→ **Work required**
The following entries are to be repeated exactly, and the pictures are to be left behind.

──────── Records to process

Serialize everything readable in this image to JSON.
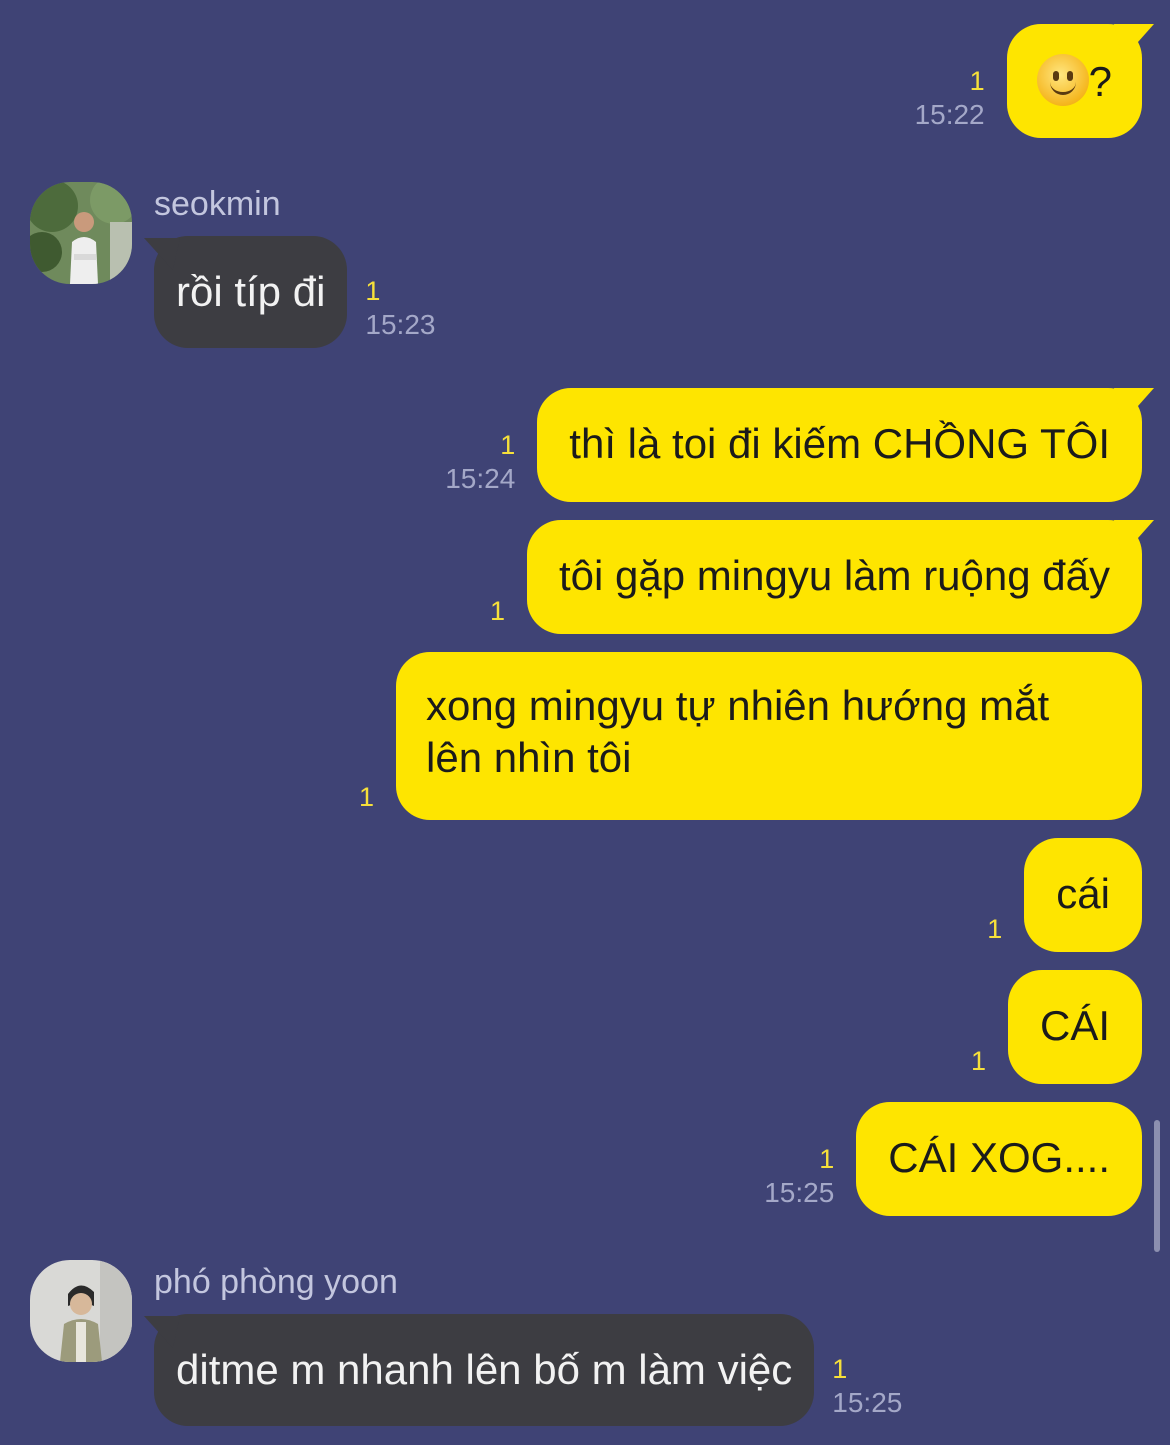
{
  "messages_out_1": {
    "unread": "1",
    "time": "15:22",
    "emoji": "slightly-smiling-face",
    "text": "?"
  },
  "seokmin": {
    "name": "seokmin",
    "message": "rồi típ đi",
    "unread": "1",
    "time": "15:23"
  },
  "messages_out_2": [
    {
      "text": "thì là toi đi kiếm CHỒNG TÔI",
      "unread": "1",
      "time": "15:24"
    },
    {
      "text": "tôi gặp mingyu làm ruộng đấy",
      "unread": "1"
    },
    {
      "text": "xong mingyu tự nhiên hướng mắt lên nhìn tôi",
      "unread": "1"
    },
    {
      "text": "cái",
      "unread": "1"
    },
    {
      "text": "CÁI",
      "unread": "1"
    },
    {
      "text": "CÁI XOG....",
      "unread": "1",
      "time": "15:25"
    }
  ],
  "yoon": {
    "name": "phó phòng yoon",
    "message": "ditme m nhanh lên bố m làm việc",
    "unread": "1",
    "time": "15:25"
  },
  "colors": {
    "background": "#3f4375",
    "outgoing_bubble": "#fee500",
    "incoming_bubble": "#3d3d42",
    "unread_count": "#f6e03a"
  }
}
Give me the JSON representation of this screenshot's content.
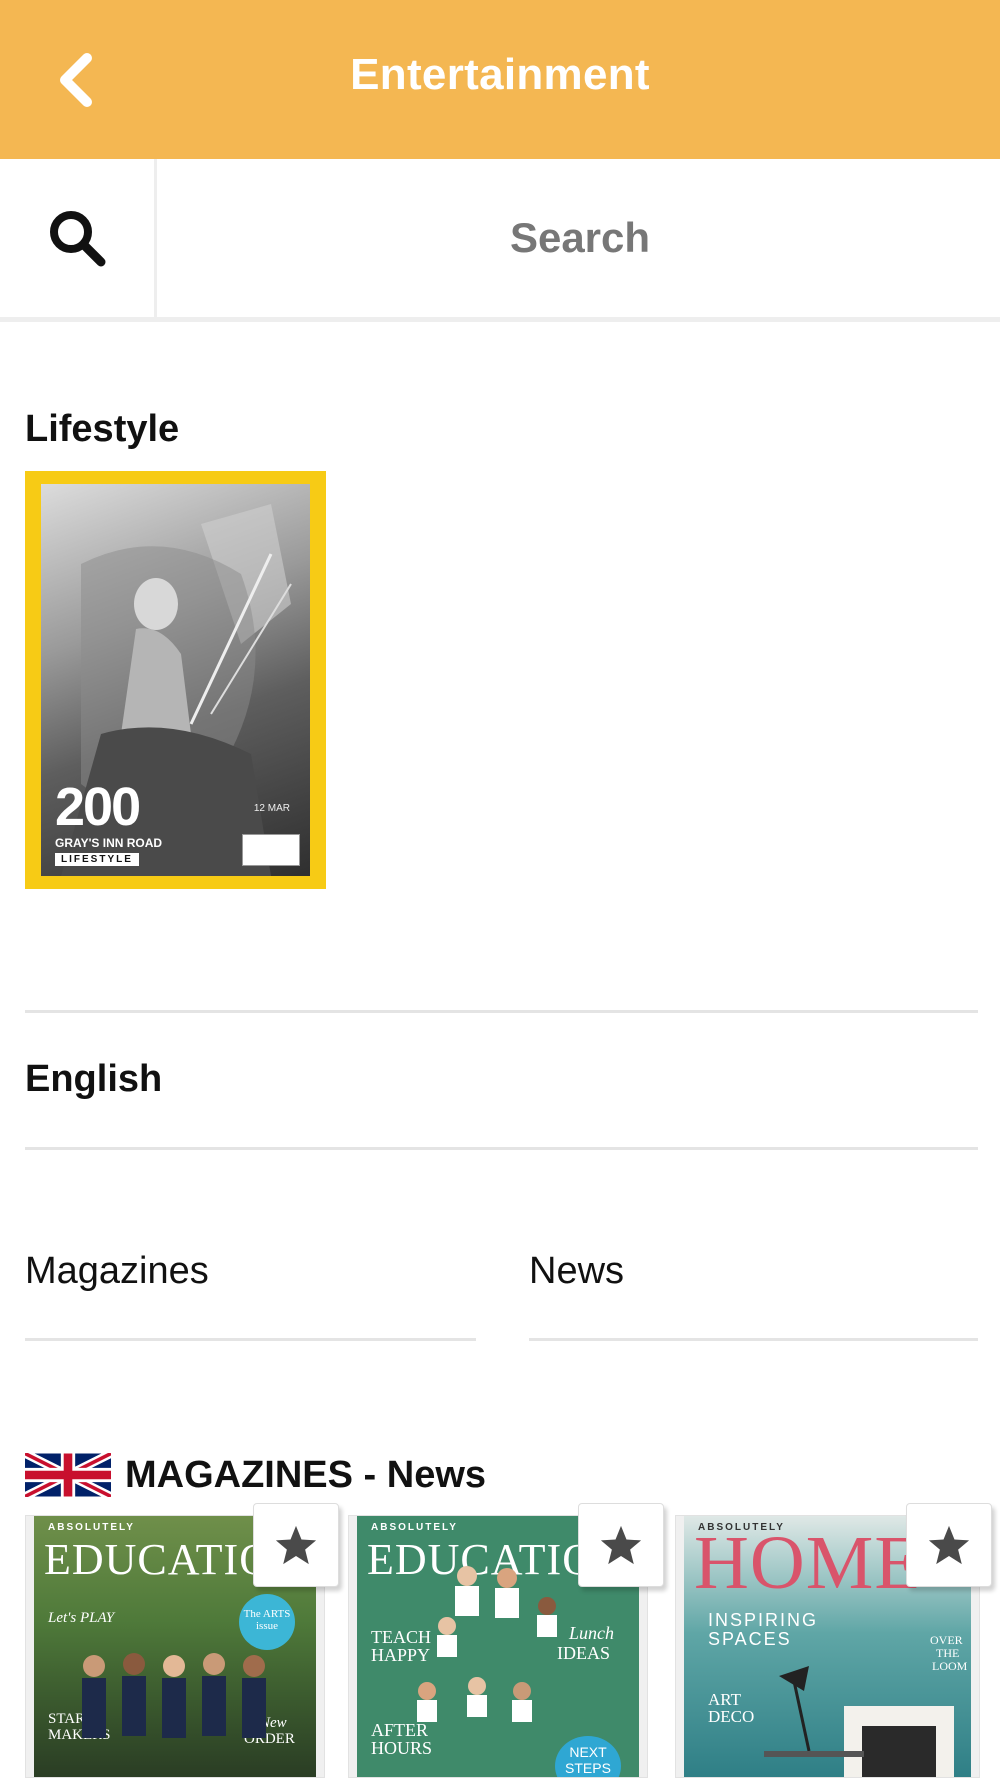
{
  "header": {
    "title": "Entertainment",
    "back_icon": "chevron-left-icon",
    "background": "#f4b752"
  },
  "search": {
    "placeholder": "Search",
    "icon": "search-icon"
  },
  "lifestyle": {
    "section_title": "Lifestyle",
    "card": {
      "big_text": "200",
      "sub_text": "GRAY'S INN ROAD",
      "tag": "LIFESTYLE",
      "date": "12 MAR",
      "frame_color": "#f7cb15"
    }
  },
  "language": {
    "label": "English"
  },
  "filters": {
    "left": "Magazines",
    "right": "News"
  },
  "magazines_section": {
    "flag_icon": "uk-flag-icon",
    "title": "MAGAZINES - News",
    "items": [
      {
        "brand": "ABSOLUTELY",
        "title": "EDUCATIO",
        "lines": [
          "Let's PLAY",
          "STAR",
          "MAKERS",
          "New",
          "ORDER"
        ],
        "badge": "The ARTS issue",
        "star_icon": "star-icon"
      },
      {
        "brand": "ABSOLUTELY",
        "title": "EDUCATIO",
        "lines": [
          "TEACH",
          "HAPPY",
          "Lunch",
          "IDEAS",
          "AFTER",
          "HOURS"
        ],
        "badge": "NEXT STEPS",
        "star_icon": "star-icon"
      },
      {
        "brand": "ABSOLUTELY",
        "title": "HOME",
        "lines": [
          "INSPIRING",
          "SPACES",
          "ART",
          "DECO",
          "OVER",
          "THE",
          "LOOM"
        ],
        "star_icon": "star-icon"
      }
    ]
  }
}
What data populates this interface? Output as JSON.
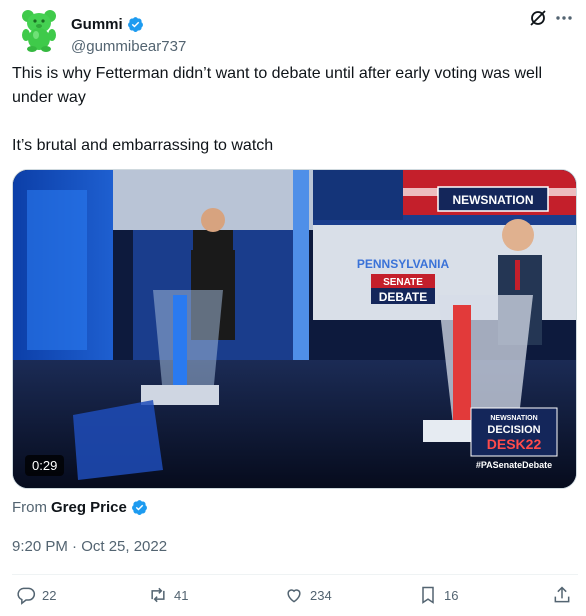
{
  "author": {
    "display_name": "Gummi",
    "handle": "@gummibear737",
    "verified": true,
    "avatar_icon": "gummy-bear-avatar"
  },
  "header_icons": [
    "grok-icon",
    "more-icon"
  ],
  "tweet": {
    "line1": "This is why Fetterman didn’t want to debate until after early voting was well under way",
    "line2": "It’s brutal and embarrassing to watch"
  },
  "media": {
    "duration": "0:29",
    "overlay_texts": {
      "network": "NEWSNATION",
      "state": "PENNSYLVANIA",
      "senate": "SENATE",
      "debate": "DEBATE",
      "decision_network": "NEWSNATION",
      "decision": "DECISION",
      "desk": "DESK22",
      "hashtag": "#PASenateDebate"
    }
  },
  "from": {
    "prefix": "From",
    "name": "Greg Price",
    "verified": true
  },
  "timestamp": "9:20 PM · Oct 25, 2022",
  "actions": {
    "replies": "22",
    "reposts": "41",
    "likes": "234",
    "bookmarks": "16"
  },
  "colors": {
    "verified_blue": "#1d9bf0",
    "secondary_text": "#536471",
    "avatar_green": "#3fca4a"
  }
}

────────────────

→ **Solution for this task**
Serialize everything readable in this image to JSON.
{
  "messages_out_1": {
    "unread": "1",
    "time": "15:22",
    "emoji": "slightly-smiling-face",
    "text": "?"
  },
  "seokmin": {
    "name": "seokmin",
    "message": "rồi típ đi",
    "unread": "1",
    "time": "15:23"
  },
  "messages_out_2": [
    {
      "text": "thì là toi đi kiếm CHỒNG TÔI",
      "unread": "1",
      "time": "15:24"
    },
    {
      "text": "tôi gặp mingyu làm ruộng đấy",
      "unread": "1"
    },
    {
      "text": "xong mingyu tự nhiên hướng mắt lên nhìn tôi",
      "unread": "1"
    },
    {
      "text": "cái",
      "unread": "1"
    },
    {
      "text": "CÁI",
      "unread": "1"
    },
    {
      "text": "CÁI XOG....",
      "unread": "1",
      "time": "15:25"
    }
  ],
  "yoon": {
    "name": "phó phòng yoon",
    "message": "ditme m nhanh lên bố m làm việc",
    "unread": "1",
    "time": "15:25"
  },
  "colors": {
    "background": "#3f4375",
    "outgoing_bubble": "#fee500",
    "incoming_bubble": "#3d3d42",
    "unread_count": "#f6e03a"
  }
}
Give me the JSON representation of this screenshot's content.
{
  "header": {
    "title": "Entertainment",
    "back_icon": "chevron-left-icon",
    "background": "#f4b752"
  },
  "search": {
    "placeholder": "Search",
    "icon": "search-icon"
  },
  "lifestyle": {
    "section_title": "Lifestyle",
    "card": {
      "big_text": "200",
      "sub_text": "GRAY'S INN ROAD",
      "tag": "LIFESTYLE",
      "date": "12 MAR",
      "frame_color": "#f7cb15"
    }
  },
  "language": {
    "label": "English"
  },
  "filters": {
    "left": "Magazines",
    "right": "News"
  },
  "magazines_section": {
    "flag_icon": "uk-flag-icon",
    "title": "MAGAZINES - News",
    "items": [
      {
        "brand": "ABSOLUTELY",
        "title": "EDUCATIO",
        "lines": [
          "Let's PLAY",
          "STAR",
          "MAKERS",
          "New",
          "ORDER"
        ],
        "badge": "The ARTS issue",
        "star_icon": "star-icon"
      },
      {
        "brand": "ABSOLUTELY",
        "title": "EDUCATIO",
        "lines": [
          "TEACH",
          "HAPPY",
          "Lunch",
          "IDEAS",
          "AFTER",
          "HOURS"
        ],
        "badge": "NEXT STEPS",
        "star_icon": "star-icon"
      },
      {
        "brand": "ABSOLUTELY",
        "title": "HOME",
        "lines": [
          "INSPIRING",
          "SPACES",
          "ART",
          "DECO",
          "OVER",
          "THE",
          "LOOM"
        ],
        "star_icon": "star-icon"
      }
    ]
  }
}
What data populates this interface? Output as JSON.
{
  "author": {
    "display_name": "Gummi",
    "handle": "@gummibear737",
    "verified": true,
    "avatar_icon": "gummy-bear-avatar"
  },
  "header_icons": [
    "grok-icon",
    "more-icon"
  ],
  "tweet": {
    "line1": "This is why Fetterman didn’t want to debate until after early voting was well under way",
    "line2": "It’s brutal and embarrassing to watch"
  },
  "media": {
    "duration": "0:29",
    "overlay_texts": {
      "network": "NEWSNATION",
      "state": "PENNSYLVANIA",
      "senate": "SENATE",
      "debate": "DEBATE",
      "decision_network": "NEWSNATION",
      "decision": "DECISION",
      "desk": "DESK22",
      "hashtag": "#PASenateDebate"
    }
  },
  "from": {
    "prefix": "From",
    "name": "Greg Price",
    "verified": true
  },
  "timestamp": "9:20 PM · Oct 25, 2022",
  "actions": {
    "replies": "22",
    "reposts": "41",
    "likes": "234",
    "bookmarks": "16"
  },
  "colors": {
    "verified_blue": "#1d9bf0",
    "secondary_text": "#536471",
    "avatar_green": "#3fca4a"
  }
}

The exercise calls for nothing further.